[Start of section]

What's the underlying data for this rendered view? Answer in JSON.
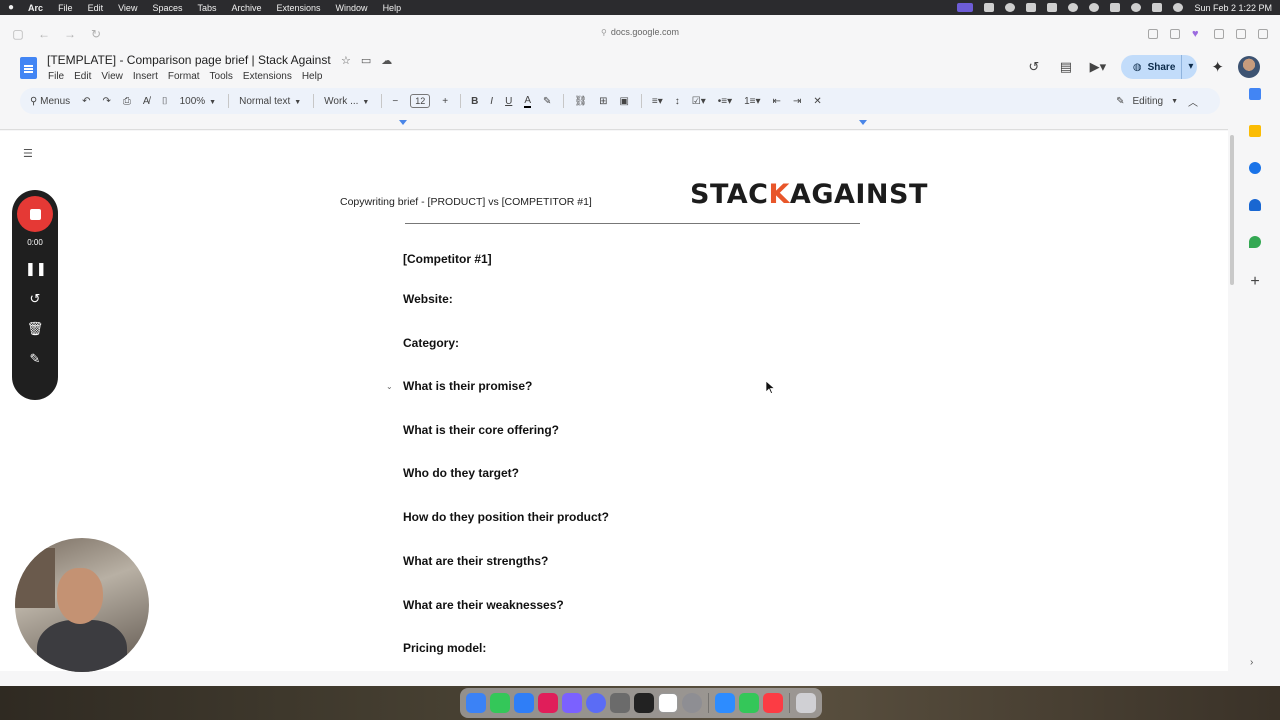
{
  "menubar": {
    "apple": "",
    "items": [
      "Arc",
      "File",
      "Edit",
      "View",
      "Spaces",
      "Tabs",
      "Archive",
      "Extensions",
      "Window",
      "Help"
    ],
    "clock": "Sun Feb 2  1:22 PM"
  },
  "browser": {
    "url": "docs.google.com"
  },
  "doc": {
    "title": "[TEMPLATE] - Comparison page brief | Stack Against",
    "menu": [
      "File",
      "Edit",
      "View",
      "Insert",
      "Format",
      "Tools",
      "Extensions",
      "Help"
    ],
    "share_label": "Share"
  },
  "toolbar": {
    "menus_label": "Menus",
    "zoom": "100%",
    "style": "Normal text",
    "font": "Work ...",
    "font_size": "12",
    "mode": "Editing"
  },
  "page": {
    "header_text": "Copywriting brief - [PRODUCT] vs [COMPETITOR #1]",
    "logo_left": "STAC",
    "logo_chevron": "K",
    "logo_right": "AGAINST",
    "headings": [
      "[Competitor #1]",
      "Website:",
      "Category:",
      "What is their promise?",
      "What is their core offering?",
      "Who do they target?",
      "How do they position their product?",
      "What are their strengths?",
      "What are their weaknesses?",
      "Pricing model:"
    ]
  },
  "recorder": {
    "time": "0:00"
  },
  "colors": {
    "accent": "#4285f4",
    "record": "#e53935",
    "logo_accent": "#e8562a",
    "toolbar_bg": "#edf2fa",
    "share_bg": "#c2dcfa"
  }
}
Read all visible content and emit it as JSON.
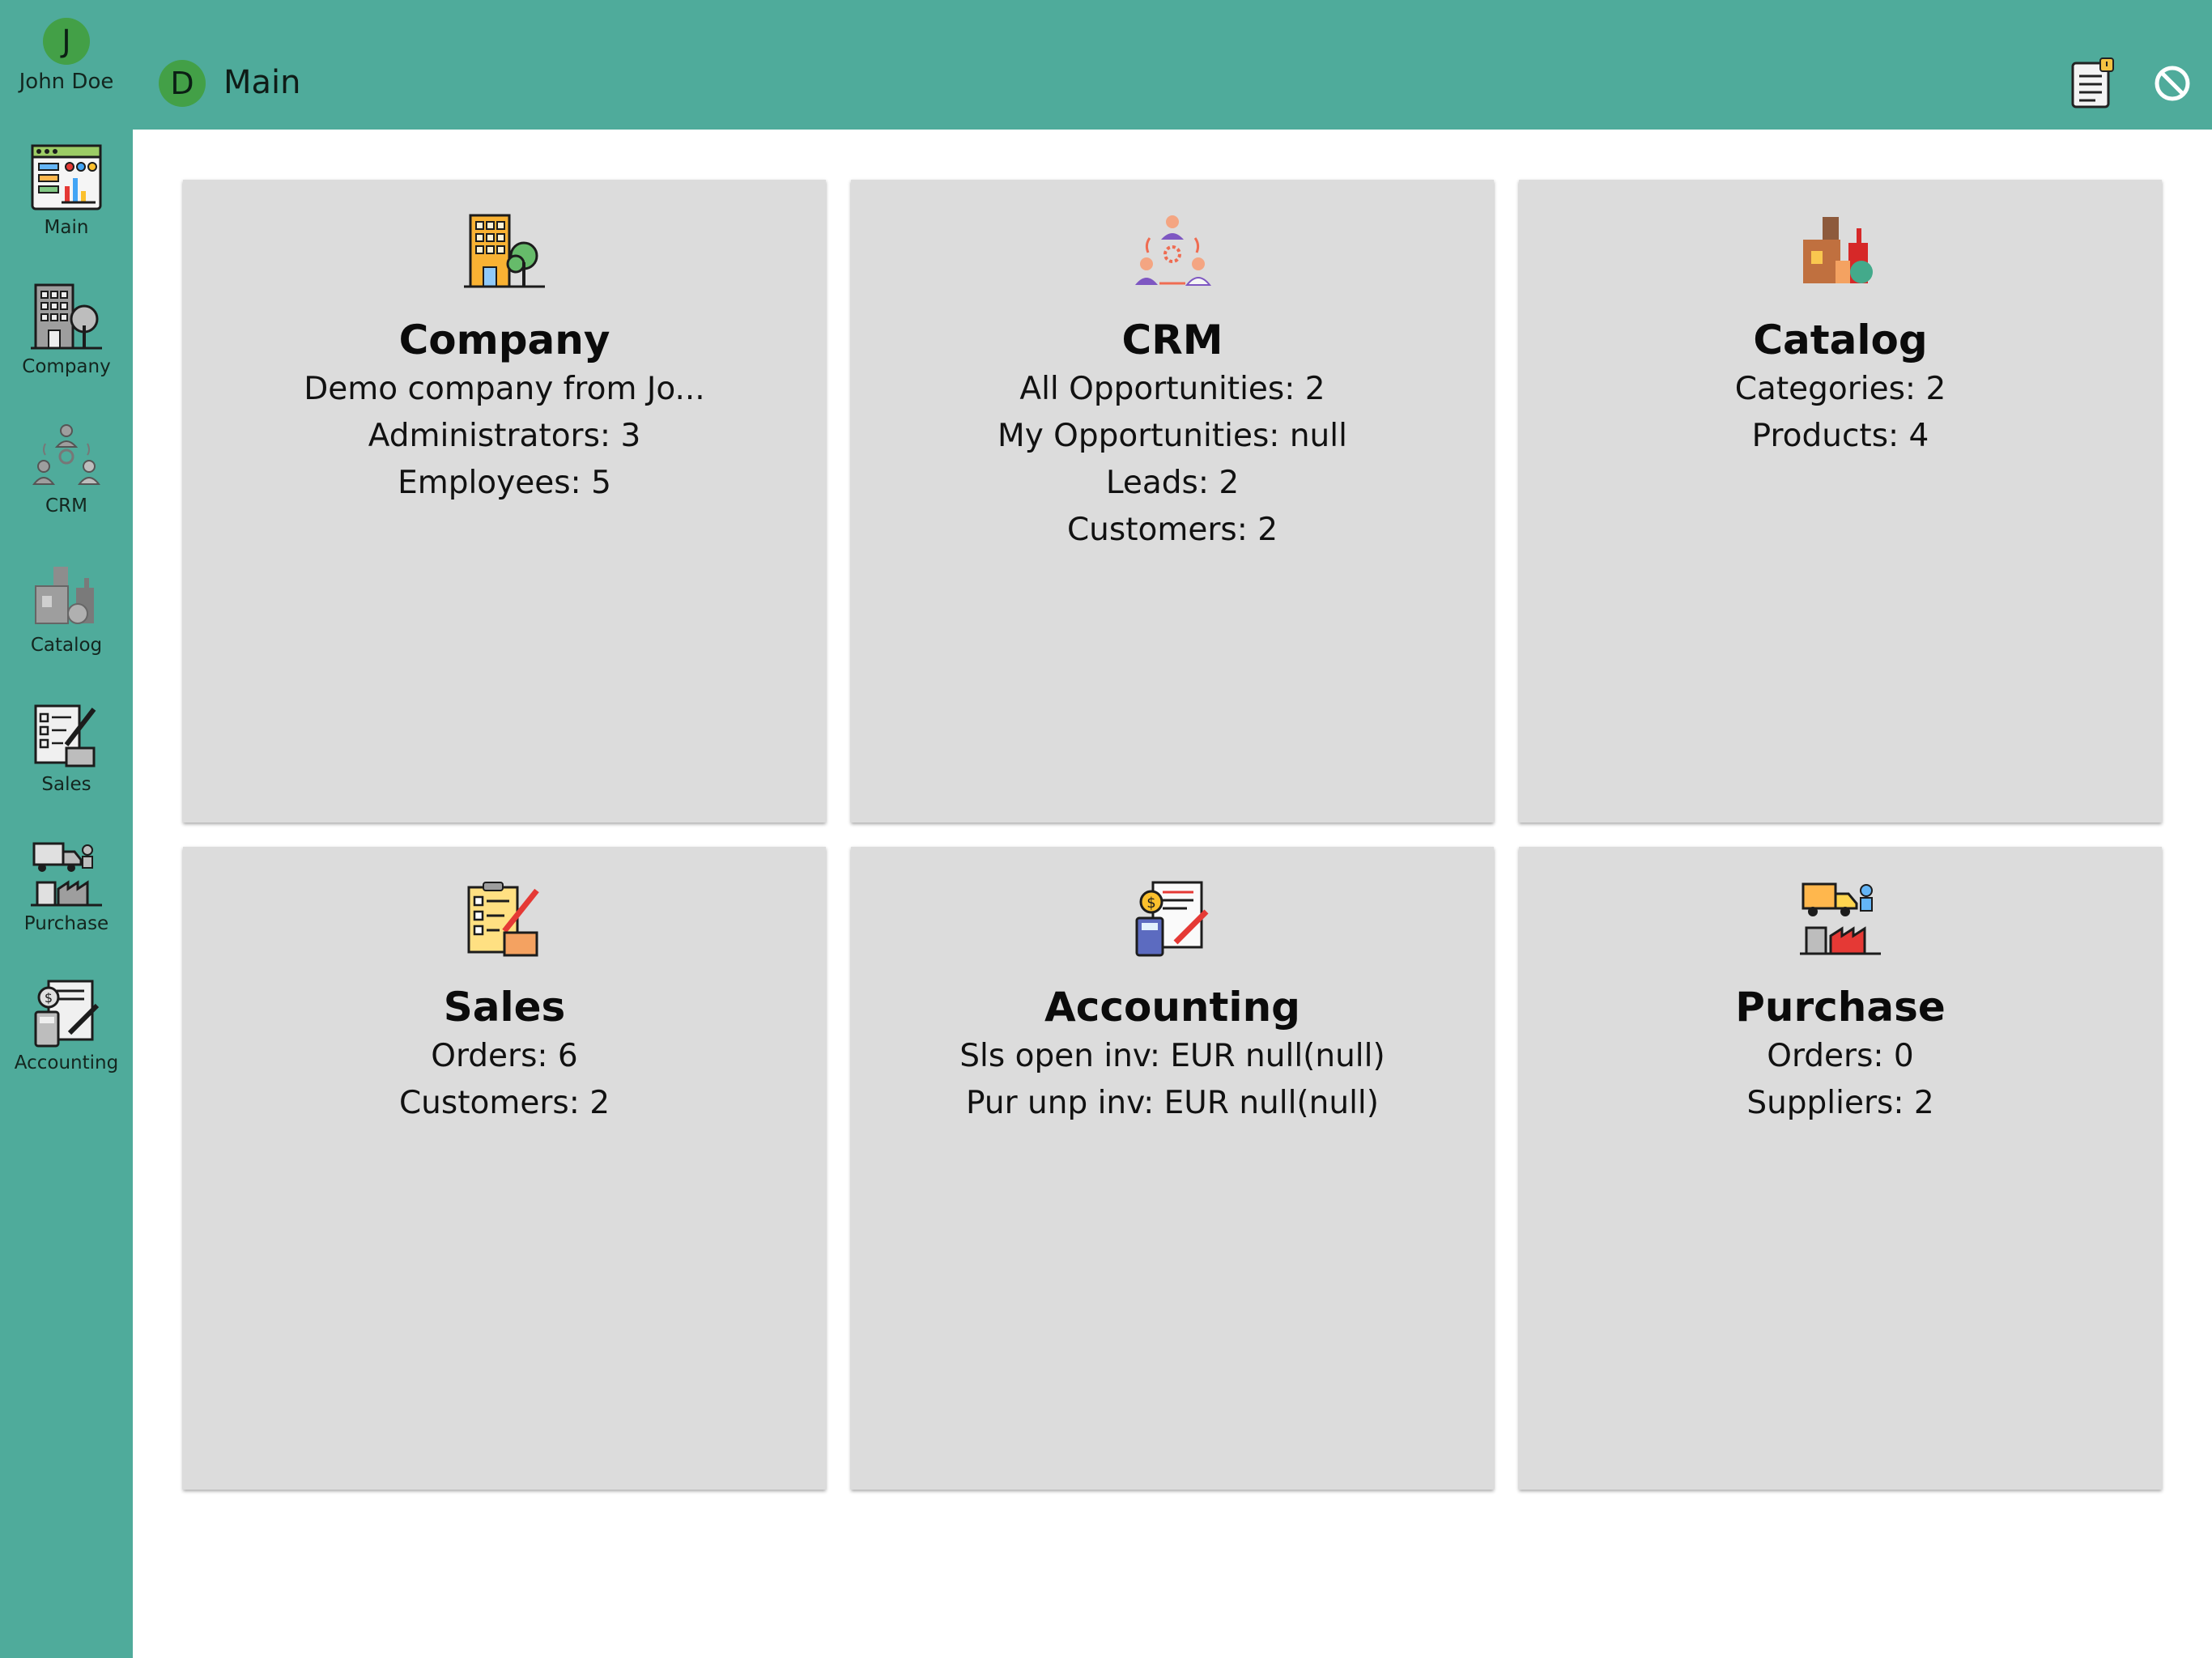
{
  "user": {
    "initial": "J",
    "name": "John Doe"
  },
  "header": {
    "company_initial": "D",
    "title": "Main",
    "notes_icon": "notepad-icon",
    "logout_icon": "block-icon"
  },
  "colors": {
    "bar": "#4fab9b",
    "avatar": "#43a047",
    "card": "#dcdcdc"
  },
  "sidebar": {
    "items": [
      {
        "label": "Main",
        "icon": "dashboard-icon"
      },
      {
        "label": "Company",
        "icon": "building-icon"
      },
      {
        "label": "CRM",
        "icon": "people-network-icon"
      },
      {
        "label": "Catalog",
        "icon": "products-icon"
      },
      {
        "label": "Sales",
        "icon": "checklist-icon"
      },
      {
        "label": "Purchase",
        "icon": "truck-icon"
      },
      {
        "label": "Accounting",
        "icon": "invoice-icon"
      }
    ]
  },
  "cards": [
    {
      "title": "Company",
      "icon": "building-icon",
      "lines": [
        "Demo company from Jo...",
        "Administrators: 3",
        "Employees: 5"
      ]
    },
    {
      "title": "CRM",
      "icon": "people-network-icon",
      "lines": [
        "All Opportunities: 2",
        "My Opportunities: null",
        "Leads: 2",
        "Customers: 2"
      ]
    },
    {
      "title": "Catalog",
      "icon": "products-icon",
      "lines": [
        "Categories: 2",
        "Products: 4"
      ]
    },
    {
      "title": "Sales",
      "icon": "checklist-icon",
      "lines": [
        "Orders: 6",
        "Customers: 2"
      ]
    },
    {
      "title": "Accounting",
      "icon": "invoice-icon",
      "lines": [
        "Sls open inv: EUR null(null)",
        "Pur unp inv: EUR null(null)"
      ]
    },
    {
      "title": "Purchase",
      "icon": "truck-icon",
      "lines": [
        "Orders: 0",
        "Suppliers: 2"
      ]
    }
  ]
}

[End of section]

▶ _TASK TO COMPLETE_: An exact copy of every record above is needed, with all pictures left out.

▶ _ANSWER SPACE_:
What's the underlying data for this rendered view? Answer in JSON.
{
  "menubar": {
    "apple": "",
    "items": [
      "Arc",
      "File",
      "Edit",
      "View",
      "Spaces",
      "Tabs",
      "Archive",
      "Extensions",
      "Window",
      "Help"
    ],
    "clock": "Sun Feb 2  1:22 PM"
  },
  "browser": {
    "url": "docs.google.com"
  },
  "doc": {
    "title": "[TEMPLATE] - Comparison page brief | Stack Against",
    "menu": [
      "File",
      "Edit",
      "View",
      "Insert",
      "Format",
      "Tools",
      "Extensions",
      "Help"
    ],
    "share_label": "Share"
  },
  "toolbar": {
    "menus_label": "Menus",
    "zoom": "100%",
    "style": "Normal text",
    "font": "Work ...",
    "font_size": "12",
    "mode": "Editing"
  },
  "page": {
    "header_text": "Copywriting brief - [PRODUCT] vs [COMPETITOR #1]",
    "logo_left": "STAC",
    "logo_chevron": "K",
    "logo_right": "AGAINST",
    "headings": [
      "[Competitor #1]",
      "Website:",
      "Category:",
      "What is their promise?",
      "What is their core offering?",
      "Who do they target?",
      "How do they position their product?",
      "What are their strengths?",
      "What are their weaknesses?",
      "Pricing model:"
    ]
  },
  "recorder": {
    "time": "0:00"
  },
  "colors": {
    "accent": "#4285f4",
    "record": "#e53935",
    "logo_accent": "#e8562a",
    "toolbar_bg": "#edf2fa",
    "share_bg": "#c2dcfa"
  }
}
Read all visible content and emit it as JSON.
{
  "user": {
    "initial": "J",
    "name": "John Doe"
  },
  "header": {
    "company_initial": "D",
    "title": "Main",
    "notes_icon": "notepad-icon",
    "logout_icon": "block-icon"
  },
  "colors": {
    "bar": "#4fab9b",
    "avatar": "#43a047",
    "card": "#dcdcdc"
  },
  "sidebar": {
    "items": [
      {
        "label": "Main",
        "icon": "dashboard-icon"
      },
      {
        "label": "Company",
        "icon": "building-icon"
      },
      {
        "label": "CRM",
        "icon": "people-network-icon"
      },
      {
        "label": "Catalog",
        "icon": "products-icon"
      },
      {
        "label": "Sales",
        "icon": "checklist-icon"
      },
      {
        "label": "Purchase",
        "icon": "truck-icon"
      },
      {
        "label": "Accounting",
        "icon": "invoice-icon"
      }
    ]
  },
  "cards": [
    {
      "title": "Company",
      "icon": "building-icon",
      "lines": [
        "Demo company from Jo...",
        "Administrators: 3",
        "Employees: 5"
      ]
    },
    {
      "title": "CRM",
      "icon": "people-network-icon",
      "lines": [
        "All Opportunities: 2",
        "My Opportunities: null",
        "Leads: 2",
        "Customers: 2"
      ]
    },
    {
      "title": "Catalog",
      "icon": "products-icon",
      "lines": [
        "Categories: 2",
        "Products: 4"
      ]
    },
    {
      "title": "Sales",
      "icon": "checklist-icon",
      "lines": [
        "Orders: 6",
        "Customers: 2"
      ]
    },
    {
      "title": "Accounting",
      "icon": "invoice-icon",
      "lines": [
        "Sls open inv: EUR null(null)",
        "Pur unp inv: EUR null(null)"
      ]
    },
    {
      "title": "Purchase",
      "icon": "truck-icon",
      "lines": [
        "Orders: 0",
        "Suppliers: 2"
      ]
    }
  ]
}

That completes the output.